Monday, November 24, 2008
7 News Investigations: Safe Sleep
It's something most parents don't worry about when they tuck their kids into bed at night. But putting your child in the wrong type of pajamas can be dangerous. Investigative reporter Carmel Cafiero shows how in this special assignment report, "Safe Sleep."
WSVN -- These are pictures of a 4-year-old boy whose pajamas caught fire. The child was left scarred for life.
Here, another boy terribly scarred when his pajamas caught fire. The truth is, not all pajamas are created equal when it comes to safety.
Susan Wolfman: "I just buy what looks pretty."
Like most parents, Susan Wolfman picks out PJs for her two daughters by what looks cute.
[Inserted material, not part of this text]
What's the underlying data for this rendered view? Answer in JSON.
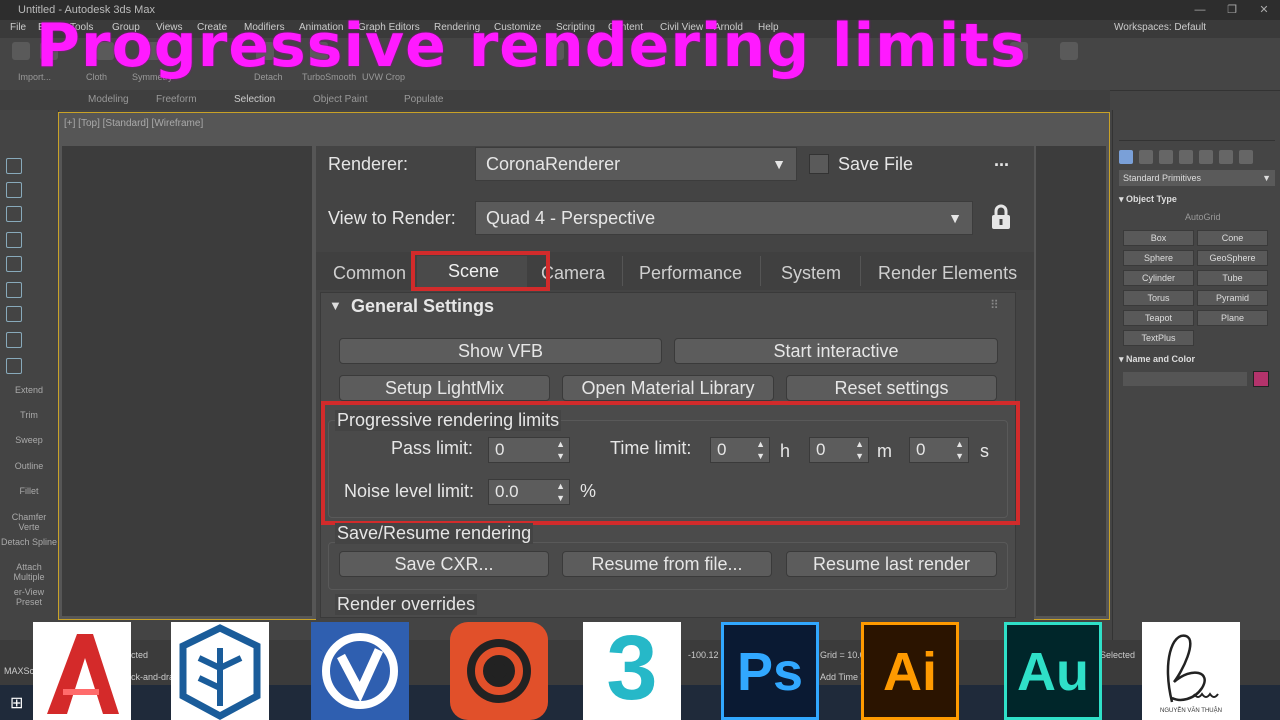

Susan Wolfman: "Well, I assume that they're safe if they're being sold at big stores as pajamas."
Susan Wolfman: "I don't look at the tags, unfortunately. I only look at the pattern, and I look at the size."
But looking at the tags could save your child's life.
Dr. Nicholas Namias: "It's the difference between a little scare at home or a long ICU stay and, God forbid, a death.
Dr. Nicholas Namias is the Medical Director at the UM Jackson Memorial Burn Center. He says he's seen too many children burned by wearing the wrong pajamas.
Nicholas Namias: "Recovery can be weeks, months, years and some can be life-changing."
The federal government requires children's sleepwear to be flame resistant, unless the pajamas fit snugly. In that case, they do not have to be made of flame resistant material.
Carmel Cafiero: "Back in the 70s, all children's pajamas were required to be flame resistant. But standards were lifted in 1996. Since then, sleepwear-related burn injuries are up an estimated 157 percent.
And wait until you see what a difference material can mean.
With the help of the Broward Sheriff's Office Fire Rescue Department, we put sleepwear to the test at the Davie Fire Academy. We used pajamas and a nightgown for 12-month-old girls and superhero PJs for 8-year-old boys. We found the boys pajamas on the same rack, at the same price.
But there's a big difference when they come into contact with a flame.
BSO Fire Rescue: "Look at the one on the left, how quickly it's burning. The one on the right is kind of melting."
In a matter of seconds, the pajamas on the left, which are not flame resistant, go up in flames.
BSO Fire Rescue: "We're probably about three or four minutes into this, and the garment on the right, the treated, flame resistant garment has still not ignited."
When we tested the girls' pajamas, more of the same.
BSO Fire Rescue: "You can see it didn't take long for that flame to have contact with the material before it ignited."
The non-flame resistant pair on the left burned quickly. The nightgown, even when put in direct contact with the candle, just melts in the corner.
BSO Fire Rescue: "This garment continues to perform well with that flame resistant coating."
It gives extra time that, experts say, could mean the difference between an accident and a tragedy.
Pamela Gorman: "You saw how quickly sleepwear that was not flame resistant caught that flame and instantly went up."
That's why it's important to read the tags. If the material is not flame resistant, you'll find a tag like this, and experts say don't be confused by the use of the words "lounge wear."
Pamela Gorman: "Some companies are starting to use the loophole of labeling stuff as a 'lounge wear' and they are getting out of having to make it flame resistant."
It's all information Susan, a careful mom, didn't know.
Susan Wolfman: "I'm going to go out and throw out all my pajamas that are not flame resistant."
It may take a little extra time to read the tags, but what a difference it can make when it comes to safe sleep.